Task description:
The answer must be an exact reproduction of all the entries.

(Dataset rows describing interfaces)

▬▬▬

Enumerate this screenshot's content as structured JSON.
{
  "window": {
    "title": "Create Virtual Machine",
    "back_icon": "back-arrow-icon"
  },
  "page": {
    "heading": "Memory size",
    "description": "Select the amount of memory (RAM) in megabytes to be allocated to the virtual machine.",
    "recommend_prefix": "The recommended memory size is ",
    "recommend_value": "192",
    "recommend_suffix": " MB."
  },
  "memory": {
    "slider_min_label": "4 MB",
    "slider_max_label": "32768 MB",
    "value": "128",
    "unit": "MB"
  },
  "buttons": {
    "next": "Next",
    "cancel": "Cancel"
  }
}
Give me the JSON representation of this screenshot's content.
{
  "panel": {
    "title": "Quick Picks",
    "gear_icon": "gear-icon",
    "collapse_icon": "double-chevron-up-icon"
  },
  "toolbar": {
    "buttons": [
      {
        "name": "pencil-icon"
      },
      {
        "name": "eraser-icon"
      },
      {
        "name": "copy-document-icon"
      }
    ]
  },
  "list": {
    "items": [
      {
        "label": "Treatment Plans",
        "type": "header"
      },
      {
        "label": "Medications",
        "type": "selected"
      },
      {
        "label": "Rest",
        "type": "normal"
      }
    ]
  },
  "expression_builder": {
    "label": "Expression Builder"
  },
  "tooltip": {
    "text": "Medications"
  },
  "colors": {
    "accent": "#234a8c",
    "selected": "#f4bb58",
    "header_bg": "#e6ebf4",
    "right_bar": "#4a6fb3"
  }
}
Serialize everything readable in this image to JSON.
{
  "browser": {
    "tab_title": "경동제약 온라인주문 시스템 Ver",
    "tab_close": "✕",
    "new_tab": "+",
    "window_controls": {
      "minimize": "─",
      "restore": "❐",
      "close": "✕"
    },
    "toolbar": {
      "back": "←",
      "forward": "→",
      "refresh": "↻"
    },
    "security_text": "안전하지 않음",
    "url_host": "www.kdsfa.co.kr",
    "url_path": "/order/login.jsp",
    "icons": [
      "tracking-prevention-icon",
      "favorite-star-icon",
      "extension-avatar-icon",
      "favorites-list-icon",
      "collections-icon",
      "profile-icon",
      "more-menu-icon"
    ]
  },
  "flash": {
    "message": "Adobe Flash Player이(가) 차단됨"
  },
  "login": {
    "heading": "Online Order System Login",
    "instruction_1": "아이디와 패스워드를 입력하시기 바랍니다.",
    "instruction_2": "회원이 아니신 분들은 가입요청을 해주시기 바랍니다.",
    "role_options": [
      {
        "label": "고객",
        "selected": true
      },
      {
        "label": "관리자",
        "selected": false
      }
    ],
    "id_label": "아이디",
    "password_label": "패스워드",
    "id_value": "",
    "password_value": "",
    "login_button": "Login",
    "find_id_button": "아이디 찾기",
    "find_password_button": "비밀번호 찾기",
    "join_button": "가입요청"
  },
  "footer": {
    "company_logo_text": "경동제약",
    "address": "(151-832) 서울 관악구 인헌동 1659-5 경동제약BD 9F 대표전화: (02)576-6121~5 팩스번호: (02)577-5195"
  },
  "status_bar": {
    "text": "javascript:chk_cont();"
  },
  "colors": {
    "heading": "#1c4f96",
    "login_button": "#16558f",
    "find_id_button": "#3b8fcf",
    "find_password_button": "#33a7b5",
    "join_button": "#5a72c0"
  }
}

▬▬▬

Final answer:
Enumerate this screenshot's content as structured JSON.
{
  "window": {
    "title": "Create Virtual Machine",
    "back_icon": "back-arrow-icon"
  },
  "page": {
    "heading": "Memory size",
    "description": "Select the amount of memory (RAM) in megabytes to be allocated to the virtual machine.",
    "recommend_prefix": "The recommended memory size is ",
    "recommend_value": "192",
    "recommend_suffix": " MB."
  },
  "memory": {
    "slider_min_label": "4 MB",
    "slider_max_label": "32768 MB",
    "value": "128",
    "unit": "MB"
  },
  "buttons": {
    "next": "Next",
    "cancel": "Cancel"
  }
}
Give me the JSON representation of this screenshot's content.
{
  "panel": {
    "title": "Quick Picks",
    "gear_icon": "gear-icon",
    "collapse_icon": "double-chevron-up-icon"
  },
  "toolbar": {
    "buttons": [
      {
        "name": "pencil-icon"
      },
      {
        "name": "eraser-icon"
      },
      {
        "name": "copy-document-icon"
      }
    ]
  },
  "list": {
    "items": [
      {
        "label": "Treatment Plans",
        "type": "header"
      },
      {
        "label": "Medications",
        "type": "selected"
      },
      {
        "label": "Rest",
        "type": "normal"
      }
    ]
  },
  "expression_builder": {
    "label": "Expression Builder"
  },
  "tooltip": {
    "text": "Medications"
  },
  "colors": {
    "accent": "#234a8c",
    "selected": "#f4bb58",
    "header_bg": "#e6ebf4",
    "right_bar": "#4a6fb3"
  }
}
Serialize everything readable in this image to JSON.
{
  "browser": {
    "tab_title": "경동제약 온라인주문 시스템 Ver",
    "tab_close": "✕",
    "new_tab": "+",
    "window_controls": {
      "minimize": "─",
      "restore": "❐",
      "close": "✕"
    },
    "toolbar": {
      "back": "←",
      "forward": "→",
      "refresh": "↻"
    },
    "security_text": "안전하지 않음",
    "url_host": "www.kdsfa.co.kr",
    "url_path": "/order/login.jsp",
    "icons": [
      "tracking-prevention-icon",
      "favorite-star-icon",
      "extension-avatar-icon",
      "favorites-list-icon",
      "collections-icon",
      "profile-icon",
      "more-menu-icon"
    ]
  },
  "flash": {
    "message": "Adobe Flash Player이(가) 차단됨"
  },
  "login": {
    "heading": "Online Order System Login",
    "instruction_1": "아이디와 패스워드를 입력하시기 바랍니다.",
    "instruction_2": "회원이 아니신 분들은 가입요청을 해주시기 바랍니다.",
    "role_options": [
      {
        "label": "고객",
        "selected": true
      },
      {
        "label": "관리자",
        "selected": false
      }
    ],
    "id_label": "아이디",
    "password_label": "패스워드",
    "id_value": "",
    "password_value": "",
    "login_button": "Login",
    "find_id_button": "아이디 찾기",
    "find_password_button": "비밀번호 찾기",
    "join_button": "가입요청"
  },
  "footer": {
    "company_logo_text": "경동제약",
    "address": "(151-832) 서울 관악구 인헌동 1659-5 경동제약BD 9F 대표전화: (02)576-6121~5 팩스번호: (02)577-5195"
  },
  "status_bar": {
    "text": "javascript:chk_cont();"
  },
  "colors": {
    "heading": "#1c4f96",
    "login_button": "#16558f",
    "find_id_button": "#3b8fcf",
    "find_password_button": "#33a7b5",
    "join_button": "#5a72c0"
  }
}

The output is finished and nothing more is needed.